(Records excerpted from a collection)

◇ ◇ ◇ ◇ ◇ ◇ ◇

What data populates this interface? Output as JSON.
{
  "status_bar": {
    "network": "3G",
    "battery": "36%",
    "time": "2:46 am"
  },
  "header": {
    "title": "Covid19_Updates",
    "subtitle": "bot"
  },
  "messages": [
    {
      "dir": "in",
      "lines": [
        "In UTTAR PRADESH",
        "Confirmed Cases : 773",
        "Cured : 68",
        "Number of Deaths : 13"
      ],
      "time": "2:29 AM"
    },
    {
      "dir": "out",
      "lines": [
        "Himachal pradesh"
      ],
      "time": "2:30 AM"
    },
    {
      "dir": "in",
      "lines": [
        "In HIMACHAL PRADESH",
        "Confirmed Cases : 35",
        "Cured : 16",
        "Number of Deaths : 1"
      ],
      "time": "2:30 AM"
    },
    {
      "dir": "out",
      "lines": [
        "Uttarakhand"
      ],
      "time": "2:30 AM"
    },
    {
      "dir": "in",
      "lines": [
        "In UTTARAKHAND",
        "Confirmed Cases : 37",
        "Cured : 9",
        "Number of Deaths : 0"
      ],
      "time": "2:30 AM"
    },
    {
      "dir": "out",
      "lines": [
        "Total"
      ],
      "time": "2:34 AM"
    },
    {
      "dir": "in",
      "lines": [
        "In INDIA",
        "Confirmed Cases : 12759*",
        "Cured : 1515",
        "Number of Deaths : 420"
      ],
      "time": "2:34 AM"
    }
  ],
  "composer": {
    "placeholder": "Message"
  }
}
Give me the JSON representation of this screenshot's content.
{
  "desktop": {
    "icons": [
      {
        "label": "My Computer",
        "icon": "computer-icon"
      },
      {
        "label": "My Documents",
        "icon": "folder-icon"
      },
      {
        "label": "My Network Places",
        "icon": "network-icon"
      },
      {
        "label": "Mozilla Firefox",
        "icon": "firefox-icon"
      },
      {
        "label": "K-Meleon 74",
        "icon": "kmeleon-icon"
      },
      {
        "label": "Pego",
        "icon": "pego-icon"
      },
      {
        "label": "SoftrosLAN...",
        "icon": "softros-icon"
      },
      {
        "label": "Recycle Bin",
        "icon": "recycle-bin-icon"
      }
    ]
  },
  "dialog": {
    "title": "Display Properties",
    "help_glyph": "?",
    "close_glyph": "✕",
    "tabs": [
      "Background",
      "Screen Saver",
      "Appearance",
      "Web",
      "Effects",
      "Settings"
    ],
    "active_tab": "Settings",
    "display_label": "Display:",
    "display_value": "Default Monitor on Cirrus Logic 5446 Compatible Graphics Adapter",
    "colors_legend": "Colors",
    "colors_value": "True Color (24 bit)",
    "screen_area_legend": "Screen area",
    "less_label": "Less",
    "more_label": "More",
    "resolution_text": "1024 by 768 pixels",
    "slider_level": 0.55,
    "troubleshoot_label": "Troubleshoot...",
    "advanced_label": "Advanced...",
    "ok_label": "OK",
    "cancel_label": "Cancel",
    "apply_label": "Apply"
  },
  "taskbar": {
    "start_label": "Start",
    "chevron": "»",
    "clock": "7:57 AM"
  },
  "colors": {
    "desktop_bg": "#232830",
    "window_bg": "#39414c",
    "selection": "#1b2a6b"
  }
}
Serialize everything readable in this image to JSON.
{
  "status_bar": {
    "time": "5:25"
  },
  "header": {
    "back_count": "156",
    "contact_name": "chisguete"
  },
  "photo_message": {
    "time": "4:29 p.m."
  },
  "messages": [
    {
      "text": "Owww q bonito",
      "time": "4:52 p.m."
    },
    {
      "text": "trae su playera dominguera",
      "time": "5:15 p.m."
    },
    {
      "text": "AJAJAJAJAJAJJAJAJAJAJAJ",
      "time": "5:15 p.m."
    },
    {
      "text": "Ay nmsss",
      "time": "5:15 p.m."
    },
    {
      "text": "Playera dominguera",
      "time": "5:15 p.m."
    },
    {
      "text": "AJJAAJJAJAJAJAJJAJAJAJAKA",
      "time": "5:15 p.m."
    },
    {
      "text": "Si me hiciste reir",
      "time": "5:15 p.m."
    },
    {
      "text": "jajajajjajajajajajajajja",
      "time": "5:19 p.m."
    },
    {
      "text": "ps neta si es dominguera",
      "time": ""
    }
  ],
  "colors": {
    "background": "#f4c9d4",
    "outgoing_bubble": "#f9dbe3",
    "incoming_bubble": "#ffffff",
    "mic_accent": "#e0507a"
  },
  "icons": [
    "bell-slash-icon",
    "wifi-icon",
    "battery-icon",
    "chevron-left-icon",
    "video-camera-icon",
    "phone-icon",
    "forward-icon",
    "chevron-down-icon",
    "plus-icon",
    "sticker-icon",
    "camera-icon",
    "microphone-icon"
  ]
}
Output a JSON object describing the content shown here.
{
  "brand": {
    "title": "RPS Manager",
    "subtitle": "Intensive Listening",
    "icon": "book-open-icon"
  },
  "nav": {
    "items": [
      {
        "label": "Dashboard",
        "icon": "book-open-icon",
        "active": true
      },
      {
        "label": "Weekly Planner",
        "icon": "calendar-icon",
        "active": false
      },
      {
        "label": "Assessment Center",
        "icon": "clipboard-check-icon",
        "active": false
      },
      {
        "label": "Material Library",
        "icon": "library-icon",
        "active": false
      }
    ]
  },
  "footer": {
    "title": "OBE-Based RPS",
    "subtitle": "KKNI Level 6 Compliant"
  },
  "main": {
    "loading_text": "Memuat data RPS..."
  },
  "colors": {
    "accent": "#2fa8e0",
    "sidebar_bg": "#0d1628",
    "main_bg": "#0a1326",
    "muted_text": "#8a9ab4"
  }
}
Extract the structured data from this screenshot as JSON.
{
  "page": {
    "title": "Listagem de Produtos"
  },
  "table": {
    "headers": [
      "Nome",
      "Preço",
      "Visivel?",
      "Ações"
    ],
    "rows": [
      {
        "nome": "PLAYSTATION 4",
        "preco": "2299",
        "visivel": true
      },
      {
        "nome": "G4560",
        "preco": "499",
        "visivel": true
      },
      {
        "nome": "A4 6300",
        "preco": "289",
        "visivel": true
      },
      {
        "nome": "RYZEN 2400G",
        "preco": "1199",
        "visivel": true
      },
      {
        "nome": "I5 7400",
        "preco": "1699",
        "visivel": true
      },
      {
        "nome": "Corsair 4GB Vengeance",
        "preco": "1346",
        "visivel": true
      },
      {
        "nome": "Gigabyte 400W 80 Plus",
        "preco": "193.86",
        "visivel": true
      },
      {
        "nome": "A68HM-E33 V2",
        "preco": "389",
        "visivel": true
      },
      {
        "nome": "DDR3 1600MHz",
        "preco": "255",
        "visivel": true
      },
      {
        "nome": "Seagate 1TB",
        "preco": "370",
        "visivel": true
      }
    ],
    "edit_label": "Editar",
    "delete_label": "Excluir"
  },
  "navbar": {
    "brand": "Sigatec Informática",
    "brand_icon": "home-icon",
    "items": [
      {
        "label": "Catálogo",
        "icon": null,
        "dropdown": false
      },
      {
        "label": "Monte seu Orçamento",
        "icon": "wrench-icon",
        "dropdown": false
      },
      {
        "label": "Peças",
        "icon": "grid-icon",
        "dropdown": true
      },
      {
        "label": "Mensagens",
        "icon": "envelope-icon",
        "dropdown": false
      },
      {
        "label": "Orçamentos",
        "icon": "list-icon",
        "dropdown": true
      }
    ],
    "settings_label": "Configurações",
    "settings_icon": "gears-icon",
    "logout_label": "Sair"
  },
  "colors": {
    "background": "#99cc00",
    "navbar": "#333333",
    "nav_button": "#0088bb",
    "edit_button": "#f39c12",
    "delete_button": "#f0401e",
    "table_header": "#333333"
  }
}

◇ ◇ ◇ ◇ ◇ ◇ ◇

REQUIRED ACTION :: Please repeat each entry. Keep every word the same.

OUTPUT FOR THIS TASK ::
What data populates this interface? Output as JSON.
{
  "status_bar": {
    "network": "3G",
    "battery": "36%",
    "time": "2:46 am"
  },
  "header": {
    "title": "Covid19_Updates",
    "subtitle": "bot"
  },
  "messages": [
    {
      "dir": "in",
      "lines": [
        "In UTTAR PRADESH",
        "Confirmed Cases : 773",
        "Cured : 68",
        "Number of Deaths : 13"
      ],
      "time": "2:29 AM"
    },
    {
      "dir": "out",
      "lines": [
        "Himachal pradesh"
      ],
      "time": "2:30 AM"
    },
    {
      "dir": "in",
      "lines": [
        "In HIMACHAL PRADESH",
        "Confirmed Cases : 35",
        "Cured : 16",
        "Number of Deaths : 1"
      ],
      "time": "2:30 AM"
    },
    {
      "dir": "out",
      "lines": [
        "Uttarakhand"
      ],
      "time": "2:30 AM"
    },
    {
      "dir": "in",
      "lines": [
        "In UTTARAKHAND",
        "Confirmed Cases : 37",
        "Cured : 9",
        "Number of Deaths : 0"
      ],
      "time": "2:30 AM"
    },
    {
      "dir": "out",
      "lines": [
        "Total"
      ],
      "time": "2:34 AM"
    },
    {
      "dir": "in",
      "lines": [
        "In INDIA",
        "Confirmed Cases : 12759*",
        "Cured : 1515",
        "Number of Deaths : 420"
      ],
      "time": "2:34 AM"
    }
  ],
  "composer": {
    "placeholder": "Message"
  }
}
Give me the JSON representation of this screenshot's content.
{
  "desktop": {
    "icons": [
      {
        "label": "My Computer",
        "icon": "computer-icon"
      },
      {
        "label": "My Documents",
        "icon": "folder-icon"
      },
      {
        "label": "My Network Places",
        "icon": "network-icon"
      },
      {
        "label": "Mozilla Firefox",
        "icon": "firefox-icon"
      },
      {
        "label": "K-Meleon 74",
        "icon": "kmeleon-icon"
      },
      {
        "label": "Pego",
        "icon": "pego-icon"
      },
      {
        "label": "SoftrosLAN...",
        "icon": "softros-icon"
      },
      {
        "label": "Recycle Bin",
        "icon": "recycle-bin-icon"
      }
    ]
  },
  "dialog": {
    "title": "Display Properties",
    "help_glyph": "?",
    "close_glyph": "✕",
    "tabs": [
      "Background",
      "Screen Saver",
      "Appearance",
      "Web",
      "Effects",
      "Settings"
    ],
    "active_tab": "Settings",
    "display_label": "Display:",
    "display_value": "Default Monitor on Cirrus Logic 5446 Compatible Graphics Adapter",
    "colors_legend": "Colors",
    "colors_value": "True Color (24 bit)",
    "screen_area_legend": "Screen area",
    "less_label": "Less",
    "more_label": "More",
    "resolution_text": "1024 by 768 pixels",
    "slider_level": 0.55,
    "troubleshoot_label": "Troubleshoot...",
    "advanced_label": "Advanced...",
    "ok_label": "OK",
    "cancel_label": "Cancel",
    "apply_label": "Apply"
  },
  "taskbar": {
    "start_label": "Start",
    "chevron": "»",
    "clock": "7:57 AM"
  },
  "colors": {
    "desktop_bg": "#232830",
    "window_bg": "#39414c",
    "selection": "#1b2a6b"
  }
}
Serialize everything readable in this image to JSON.
{
  "status_bar": {
    "time": "5:25"
  },
  "header": {
    "back_count": "156",
    "contact_name": "chisguete"
  },
  "photo_message": {
    "time": "4:29 p.m."
  },
  "messages": [
    {
      "text": "Owww q bonito",
      "time": "4:52 p.m."
    },
    {
      "text": "trae su playera dominguera",
      "time": "5:15 p.m."
    },
    {
      "text": "AJAJAJAJAJAJJAJAJAJAJAJ",
      "time": "5:15 p.m."
    },
    {
      "text": "Ay nmsss",
      "time": "5:15 p.m."
    },
    {
      "text": "Playera dominguera",
      "time": "5:15 p.m."
    },
    {
      "text": "AJJAAJJAJAJAJAJJAJAJAJAKA",
      "time": "5:15 p.m."
    },
    {
      "text": "Si me hiciste reir",
      "time": "5:15 p.m."
    },
    {
      "text": "jajajajjajajajajajajajja",
      "time": "5:19 p.m."
    },
    {
      "text": "ps neta si es dominguera",
      "time": ""
    }
  ],
  "colors": {
    "background": "#f4c9d4",
    "outgoing_bubble": "#f9dbe3",
    "incoming_bubble": "#ffffff",
    "mic_accent": "#e0507a"
  },
  "icons": [
    "bell-slash-icon",
    "wifi-icon",
    "battery-icon",
    "chevron-left-icon",
    "video-camera-icon",
    "phone-icon",
    "forward-icon",
    "chevron-down-icon",
    "plus-icon",
    "sticker-icon",
    "camera-icon",
    "microphone-icon"
  ]
}
Output a JSON object describing the content shown here.
{
  "brand": {
    "title": "RPS Manager",
    "subtitle": "Intensive Listening",
    "icon": "book-open-icon"
  },
  "nav": {
    "items": [
      {
        "label": "Dashboard",
        "icon": "book-open-icon",
        "active": true
      },
      {
        "label": "Weekly Planner",
        "icon": "calendar-icon",
        "active": false
      },
      {
        "label": "Assessment Center",
        "icon": "clipboard-check-icon",
        "active": false
      },
      {
        "label": "Material Library",
        "icon": "library-icon",
        "active": false
      }
    ]
  },
  "footer": {
    "title": "OBE-Based RPS",
    "subtitle": "KKNI Level 6 Compliant"
  },
  "main": {
    "loading_text": "Memuat data RPS..."
  },
  "colors": {
    "accent": "#2fa8e0",
    "sidebar_bg": "#0d1628",
    "main_bg": "#0a1326",
    "muted_text": "#8a9ab4"
  }
}
Extract the structured data from this screenshot as JSON.
{
  "page": {
    "title": "Listagem de Produtos"
  },
  "table": {
    "headers": [
      "Nome",
      "Preço",
      "Visivel?",
      "Ações"
    ],
    "rows": [
      {
        "nome": "PLAYSTATION 4",
        "preco": "2299",
        "visivel": true
      },
      {
        "nome": "G4560",
        "preco": "499",
        "visivel": true
      },
      {
        "nome": "A4 6300",
        "preco": "289",
        "visivel": true
      },
      {
        "nome": "RYZEN 2400G",
        "preco": "1199",
        "visivel": true
      },
      {
        "nome": "I5 7400",
        "preco": "1699",
        "visivel": true
      },
      {
        "nome": "Corsair 4GB Vengeance",
        "preco": "1346",
        "visivel": true
      },
      {
        "nome": "Gigabyte 400W 80 Plus",
        "preco": "193.86",
        "visivel": true
      },
      {
        "nome": "A68HM-E33 V2",
        "preco": "389",
        "visivel": true
      },
      {
        "nome": "DDR3 1600MHz",
        "preco": "255",
        "visivel": true
      },
      {
        "nome": "Seagate 1TB",
        "preco": "370",
        "visivel": true
      }
    ],
    "edit_label": "Editar",
    "delete_label": "Excluir"
  },
  "navbar": {
    "brand": "Sigatec Informática",
    "brand_icon": "home-icon",
    "items": [
      {
        "label": "Catálogo",
        "icon": null,
        "dropdown": false
      },
      {
        "label": "Monte seu Orçamento",
        "icon": "wrench-icon",
        "dropdown": false
      },
      {
        "label": "Peças",
        "icon": "grid-icon",
        "dropdown": true
      },
      {
        "label": "Mensagens",
        "icon": "envelope-icon",
        "dropdown": false
      },
      {
        "label": "Orçamentos",
        "icon": "list-icon",
        "dropdown": true
      }
    ],
    "settings_label": "Configurações",
    "settings_icon": "gears-icon",
    "logout_label": "Sair"
  },
  "colors": {
    "background": "#99cc00",
    "navbar": "#333333",
    "nav_button": "#0088bb",
    "edit_button": "#f39c12",
    "delete_button": "#f0401e",
    "table_header": "#333333"
  }
}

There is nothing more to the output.